“It’s all about trying to get the results out as quickly as possible,” Hirschhorn said. “We’re here 24/7.”
She and her team offer a behind-the-scenes look at the testing process:
The first stop for a swab that is ready to be tested for COVID-19 when it arrives at MUSC is to go through a pre-analytical process.
“What we’re doing here is called manifesting,” Supervisor Heather Hill said, as she checked labels on bags containing swabs. “We’re bringing in the samples. All the samples that come in from other locations, they put information on the manifest list that we then check to make sure that what comes in is actually what’s in the bag.”
Then, urgent cases go to the rapid testing area where results can come back in less than an hour. The rest are tested through a slower machine that can is capable of processing between 1,600 and 1,800 results in a day.
Hirschhorn said that right now the lab can get results to the people waiting for them in less than ten hours.

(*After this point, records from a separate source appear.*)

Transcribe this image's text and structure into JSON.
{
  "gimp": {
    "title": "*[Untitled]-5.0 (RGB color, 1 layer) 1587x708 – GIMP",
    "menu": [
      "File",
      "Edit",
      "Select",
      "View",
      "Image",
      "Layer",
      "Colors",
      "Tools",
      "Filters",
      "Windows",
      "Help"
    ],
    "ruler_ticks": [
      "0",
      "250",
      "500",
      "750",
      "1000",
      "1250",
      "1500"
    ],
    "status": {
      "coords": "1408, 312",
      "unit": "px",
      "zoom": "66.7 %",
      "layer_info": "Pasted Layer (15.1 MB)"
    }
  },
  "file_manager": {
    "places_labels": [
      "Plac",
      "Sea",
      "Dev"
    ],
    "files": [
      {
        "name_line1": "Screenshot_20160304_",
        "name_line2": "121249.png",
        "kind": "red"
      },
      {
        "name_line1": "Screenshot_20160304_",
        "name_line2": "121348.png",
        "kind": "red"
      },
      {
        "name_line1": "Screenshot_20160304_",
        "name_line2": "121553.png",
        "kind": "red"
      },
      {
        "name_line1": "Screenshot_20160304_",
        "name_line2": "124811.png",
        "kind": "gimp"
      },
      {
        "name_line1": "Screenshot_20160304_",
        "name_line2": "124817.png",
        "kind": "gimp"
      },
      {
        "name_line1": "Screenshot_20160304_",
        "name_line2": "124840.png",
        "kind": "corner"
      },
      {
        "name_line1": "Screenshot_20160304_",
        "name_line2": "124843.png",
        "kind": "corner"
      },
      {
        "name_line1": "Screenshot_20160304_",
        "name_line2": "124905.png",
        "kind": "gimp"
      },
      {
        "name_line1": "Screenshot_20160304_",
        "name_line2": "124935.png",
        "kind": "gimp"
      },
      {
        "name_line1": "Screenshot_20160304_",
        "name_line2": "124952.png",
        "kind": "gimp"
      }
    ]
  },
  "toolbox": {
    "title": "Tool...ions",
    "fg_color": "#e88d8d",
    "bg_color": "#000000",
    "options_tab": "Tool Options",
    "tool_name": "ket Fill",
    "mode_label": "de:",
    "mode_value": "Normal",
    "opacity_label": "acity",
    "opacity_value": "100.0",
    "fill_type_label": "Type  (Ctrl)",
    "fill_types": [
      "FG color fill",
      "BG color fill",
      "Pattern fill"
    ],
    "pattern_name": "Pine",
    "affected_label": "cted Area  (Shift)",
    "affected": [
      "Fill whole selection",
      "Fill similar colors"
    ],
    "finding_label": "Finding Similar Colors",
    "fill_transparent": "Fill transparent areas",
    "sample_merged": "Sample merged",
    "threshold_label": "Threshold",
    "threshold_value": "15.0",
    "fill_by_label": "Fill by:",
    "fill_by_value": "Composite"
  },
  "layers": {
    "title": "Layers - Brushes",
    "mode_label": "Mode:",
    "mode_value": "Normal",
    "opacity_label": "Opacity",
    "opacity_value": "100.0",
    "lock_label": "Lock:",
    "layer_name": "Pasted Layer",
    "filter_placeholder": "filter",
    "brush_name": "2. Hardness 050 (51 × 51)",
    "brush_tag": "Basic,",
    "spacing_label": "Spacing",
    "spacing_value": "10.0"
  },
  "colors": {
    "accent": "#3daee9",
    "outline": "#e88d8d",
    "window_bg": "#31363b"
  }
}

“If specimen travel is needed by a courier to get the samples from the collection site to the main laboratory, it can add upward of eight hours to the resulting time, due to the time spent in transit,” she explained. “When the laboratory has a lot of specimens to handle, that can also increase the turnaround to 24 to 48 hours because it takes more people and time to process all of those specimens.”
Once the samples have been checked by Hill and her team, they are transferred to tubes and put through one of three different machines that the lab has access to for testing: Panther System, the Abbott m2000, and the Abbott Alinity. Hirschhorn said they have been using all of those machines amid the recent surge, but can pivot to another if one type of machine has a problem.
“We can shift pretty quickly,” she said. “Once a specimen is received in the lab and prepared for testing, we try to run it as soon as possible.”
Once a sample is in one of Hirschhorn’s team’s machines, it goes through several steps.
“In the first step, it’s going to break up the SARS-CoV-2 virions where the virus is located. Then it’s going to isolate that virus. Once the virus is isolated, it’s going to go through a process called nucleic acid amplification. And basically, what that means is that it’s going to look for COVID-19 in particular. If COVID is there, it’s going to amplify it. And if it amplifies it, it’s going to detect it as positive. If COVID is not there, it has nothing to amplify, so it’s negative or not detected,” Hirschhorn said.
The machines are interfaced with MUSC’s electronic health records, so once the result is in, it automatically pops up in the patient’s health record.
With concerns mounting about the speed of results, Hirschhorn offers up one simple step that could help patients get their results faster:
“The most important thing that really plays into turnaround time issues is registration,” she said. “When people register for a COVID test, when you put your name on a label, the most important thing you can do is to use your full legal name.”